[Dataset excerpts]
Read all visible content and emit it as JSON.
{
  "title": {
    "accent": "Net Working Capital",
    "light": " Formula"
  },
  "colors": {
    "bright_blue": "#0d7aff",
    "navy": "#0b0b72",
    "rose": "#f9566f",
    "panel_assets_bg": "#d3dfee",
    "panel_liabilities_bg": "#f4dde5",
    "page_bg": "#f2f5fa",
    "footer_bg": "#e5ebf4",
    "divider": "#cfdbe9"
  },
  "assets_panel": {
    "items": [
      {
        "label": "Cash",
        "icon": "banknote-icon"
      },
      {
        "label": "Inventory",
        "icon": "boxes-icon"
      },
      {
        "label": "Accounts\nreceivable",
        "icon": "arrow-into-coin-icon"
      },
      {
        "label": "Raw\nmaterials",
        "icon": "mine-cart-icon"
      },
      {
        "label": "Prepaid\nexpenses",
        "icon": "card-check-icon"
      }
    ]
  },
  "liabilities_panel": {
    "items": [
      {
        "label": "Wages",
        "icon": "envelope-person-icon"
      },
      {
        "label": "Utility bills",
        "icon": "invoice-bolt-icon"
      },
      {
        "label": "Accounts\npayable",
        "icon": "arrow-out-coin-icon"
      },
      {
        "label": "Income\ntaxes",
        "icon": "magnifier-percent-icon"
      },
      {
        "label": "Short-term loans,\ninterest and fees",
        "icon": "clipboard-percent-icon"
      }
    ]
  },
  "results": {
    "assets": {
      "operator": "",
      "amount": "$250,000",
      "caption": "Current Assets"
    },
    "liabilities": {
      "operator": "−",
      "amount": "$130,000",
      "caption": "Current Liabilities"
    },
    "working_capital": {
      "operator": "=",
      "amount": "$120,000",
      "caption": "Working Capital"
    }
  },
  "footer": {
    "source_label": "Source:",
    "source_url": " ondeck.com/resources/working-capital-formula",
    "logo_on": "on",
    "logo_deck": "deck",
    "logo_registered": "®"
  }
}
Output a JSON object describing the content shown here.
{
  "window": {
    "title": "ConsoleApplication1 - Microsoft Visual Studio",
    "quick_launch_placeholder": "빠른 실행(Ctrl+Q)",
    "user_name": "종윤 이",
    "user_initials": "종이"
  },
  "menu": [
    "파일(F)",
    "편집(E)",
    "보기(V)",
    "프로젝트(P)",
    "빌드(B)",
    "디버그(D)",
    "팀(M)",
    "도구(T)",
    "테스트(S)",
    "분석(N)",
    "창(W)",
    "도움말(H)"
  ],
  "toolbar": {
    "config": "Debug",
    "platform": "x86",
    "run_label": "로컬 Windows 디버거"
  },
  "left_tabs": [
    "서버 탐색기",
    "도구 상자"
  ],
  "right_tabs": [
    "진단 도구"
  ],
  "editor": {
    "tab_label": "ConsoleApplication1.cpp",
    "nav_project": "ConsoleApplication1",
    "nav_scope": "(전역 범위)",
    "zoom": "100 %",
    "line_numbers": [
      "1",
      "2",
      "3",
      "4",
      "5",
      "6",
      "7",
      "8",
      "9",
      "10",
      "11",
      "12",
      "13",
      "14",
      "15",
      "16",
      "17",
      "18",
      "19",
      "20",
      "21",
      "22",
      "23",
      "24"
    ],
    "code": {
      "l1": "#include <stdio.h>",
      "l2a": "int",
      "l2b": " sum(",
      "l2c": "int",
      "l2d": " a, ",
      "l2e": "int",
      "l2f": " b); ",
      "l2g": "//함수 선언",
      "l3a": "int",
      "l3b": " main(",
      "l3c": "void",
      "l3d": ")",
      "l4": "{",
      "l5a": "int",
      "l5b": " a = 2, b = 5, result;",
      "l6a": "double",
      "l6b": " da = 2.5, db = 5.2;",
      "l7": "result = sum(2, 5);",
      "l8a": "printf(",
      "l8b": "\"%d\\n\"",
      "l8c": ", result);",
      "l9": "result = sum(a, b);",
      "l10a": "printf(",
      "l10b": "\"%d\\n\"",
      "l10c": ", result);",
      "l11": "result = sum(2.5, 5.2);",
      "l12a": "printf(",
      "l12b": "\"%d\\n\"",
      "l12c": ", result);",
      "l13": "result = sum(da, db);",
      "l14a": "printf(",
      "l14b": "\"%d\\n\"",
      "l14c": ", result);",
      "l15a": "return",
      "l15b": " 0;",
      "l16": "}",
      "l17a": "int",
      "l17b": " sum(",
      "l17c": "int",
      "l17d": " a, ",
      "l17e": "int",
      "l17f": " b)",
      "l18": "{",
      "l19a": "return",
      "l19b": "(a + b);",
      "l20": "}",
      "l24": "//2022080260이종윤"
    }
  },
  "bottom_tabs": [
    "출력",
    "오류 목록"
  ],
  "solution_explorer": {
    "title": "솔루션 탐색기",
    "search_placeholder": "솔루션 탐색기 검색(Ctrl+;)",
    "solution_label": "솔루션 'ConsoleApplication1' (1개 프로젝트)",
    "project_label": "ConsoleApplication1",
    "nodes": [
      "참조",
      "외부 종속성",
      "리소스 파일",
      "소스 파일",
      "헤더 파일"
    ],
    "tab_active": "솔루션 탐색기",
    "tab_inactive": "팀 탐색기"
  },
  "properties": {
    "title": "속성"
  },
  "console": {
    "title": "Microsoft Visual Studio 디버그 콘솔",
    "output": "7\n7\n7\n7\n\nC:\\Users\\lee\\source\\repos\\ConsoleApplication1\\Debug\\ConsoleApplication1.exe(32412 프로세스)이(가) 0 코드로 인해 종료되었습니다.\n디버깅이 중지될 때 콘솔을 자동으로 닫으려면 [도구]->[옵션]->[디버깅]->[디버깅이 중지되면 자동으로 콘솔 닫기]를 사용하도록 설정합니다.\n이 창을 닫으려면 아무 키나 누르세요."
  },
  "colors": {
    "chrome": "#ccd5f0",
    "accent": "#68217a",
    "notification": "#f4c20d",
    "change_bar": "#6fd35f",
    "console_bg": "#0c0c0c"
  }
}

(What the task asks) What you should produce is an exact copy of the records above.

(Solution to this problem)
Read all visible content and emit it as JSON.
{
  "title": {
    "accent": "Net Working Capital",
    "light": " Formula"
  },
  "colors": {
    "bright_blue": "#0d7aff",
    "navy": "#0b0b72",
    "rose": "#f9566f",
    "panel_assets_bg": "#d3dfee",
    "panel_liabilities_bg": "#f4dde5",
    "page_bg": "#f2f5fa",
    "footer_bg": "#e5ebf4",
    "divider": "#cfdbe9"
  },
  "assets_panel": {
    "items": [
      {
        "label": "Cash",
        "icon": "banknote-icon"
      },
      {
        "label": "Inventory",
        "icon": "boxes-icon"
      },
      {
        "label": "Accounts\nreceivable",
        "icon": "arrow-into-coin-icon"
      },
      {
        "label": "Raw\nmaterials",
        "icon": "mine-cart-icon"
      },
      {
        "label": "Prepaid\nexpenses",
        "icon": "card-check-icon"
      }
    ]
  },
  "liabilities_panel": {
    "items": [
      {
        "label": "Wages",
        "icon": "envelope-person-icon"
      },
      {
        "label": "Utility bills",
        "icon": "invoice-bolt-icon"
      },
      {
        "label": "Accounts\npayable",
        "icon": "arrow-out-coin-icon"
      },
      {
        "label": "Income\ntaxes",
        "icon": "magnifier-percent-icon"
      },
      {
        "label": "Short-term loans,\ninterest and fees",
        "icon": "clipboard-percent-icon"
      }
    ]
  },
  "results": {
    "assets": {
      "operator": "",
      "amount": "$250,000",
      "caption": "Current Assets"
    },
    "liabilities": {
      "operator": "−",
      "amount": "$130,000",
      "caption": "Current Liabilities"
    },
    "working_capital": {
      "operator": "=",
      "amount": "$120,000",
      "caption": "Working Capital"
    }
  },
  "footer": {
    "source_label": "Source:",
    "source_url": " ondeck.com/resources/working-capital-formula",
    "logo_on": "on",
    "logo_deck": "deck",
    "logo_registered": "®"
  }
}
Output a JSON object describing the content shown here.
{
  "window": {
    "title": "ConsoleApplication1 - Microsoft Visual Studio",
    "quick_launch_placeholder": "빠른 실행(Ctrl+Q)",
    "user_name": "종윤 이",
    "user_initials": "종이"
  },
  "menu": [
    "파일(F)",
    "편집(E)",
    "보기(V)",
    "프로젝트(P)",
    "빌드(B)",
    "디버그(D)",
    "팀(M)",
    "도구(T)",
    "테스트(S)",
    "분석(N)",
    "창(W)",
    "도움말(H)"
  ],
  "toolbar": {
    "config": "Debug",
    "platform": "x86",
    "run_label": "로컬 Windows 디버거"
  },
  "left_tabs": [
    "서버 탐색기",
    "도구 상자"
  ],
  "right_tabs": [
    "진단 도구"
  ],
  "editor": {
    "tab_label": "ConsoleApplication1.cpp",
    "nav_project": "ConsoleApplication1",
    "nav_scope": "(전역 범위)",
    "zoom": "100 %",
    "line_numbers": [
      "1",
      "2",
      "3",
      "4",
      "5",
      "6",
      "7",
      "8",
      "9",
      "10",
      "11",
      "12",
      "13",
      "14",
      "15",
      "16",
      "17",
      "18",
      "19",
      "20",
      "21",
      "22",
      "23",
      "24"
    ],
    "code": {
      "l1": "#include <stdio.h>",
      "l2a": "int",
      "l2b": " sum(",
      "l2c": "int",
      "l2d": " a, ",
      "l2e": "int",
      "l2f": " b); ",
      "l2g": "//함수 선언",
      "l3a": "int",
      "l3b": " main(",
      "l3c": "void",
      "l3d": ")",
      "l4": "{",
      "l5a": "int",
      "l5b": " a = 2, b = 5, result;",
      "l6a": "double",
      "l6b": " da = 2.5, db = 5.2;",
      "l7": "result = sum(2, 5);",
      "l8a": "printf(",
      "l8b": "\"%d\\n\"",
      "l8c": ", result);",
      "l9": "result = sum(a, b);",
      "l10a": "printf(",
      "l10b": "\"%d\\n\"",
      "l10c": ", result);",
      "l11": "result = sum(2.5, 5.2);",
      "l12a": "printf(",
      "l12b": "\"%d\\n\"",
      "l12c": ", result);",
      "l13": "result = sum(da, db);",
      "l14a": "printf(",
      "l14b": "\"%d\\n\"",
      "l14c": ", result);",
      "l15a": "return",
      "l15b": " 0;",
      "l16": "}",
      "l17a": "int",
      "l17b": " sum(",
      "l17c": "int",
      "l17d": " a, ",
      "l17e": "int",
      "l17f": " b)",
      "l18": "{",
      "l19a": "return",
      "l19b": "(a + b);",
      "l20": "}",
      "l24": "//2022080260이종윤"
    }
  },
  "bottom_tabs": [
    "출력",
    "오류 목록"
  ],
  "solution_explorer": {
    "title": "솔루션 탐색기",
    "search_placeholder": "솔루션 탐색기 검색(Ctrl+;)",
    "solution_label": "솔루션 'ConsoleApplication1' (1개 프로젝트)",
    "project_label": "ConsoleApplication1",
    "nodes": [
      "참조",
      "외부 종속성",
      "리소스 파일",
      "소스 파일",
      "헤더 파일"
    ],
    "tab_active": "솔루션 탐색기",
    "tab_inactive": "팀 탐색기"
  },
  "properties": {
    "title": "속성"
  },
  "console": {
    "title": "Microsoft Visual Studio 디버그 콘솔",
    "output": "7\n7\n7\n7\n\nC:\\Users\\lee\\source\\repos\\ConsoleApplication1\\Debug\\ConsoleApplication1.exe(32412 프로세스)이(가) 0 코드로 인해 종료되었습니다.\n디버깅이 중지될 때 콘솔을 자동으로 닫으려면 [도구]->[옵션]->[디버깅]->[디버깅이 중지되면 자동으로 콘솔 닫기]를 사용하도록 설정합니다.\n이 창을 닫으려면 아무 키나 누르세요."
  },
  "colors": {
    "chrome": "#ccd5f0",
    "accent": "#68217a",
    "notification": "#f4c20d",
    "change_bar": "#6fd35f",
    "console_bg": "#0c0c0c"
  }
}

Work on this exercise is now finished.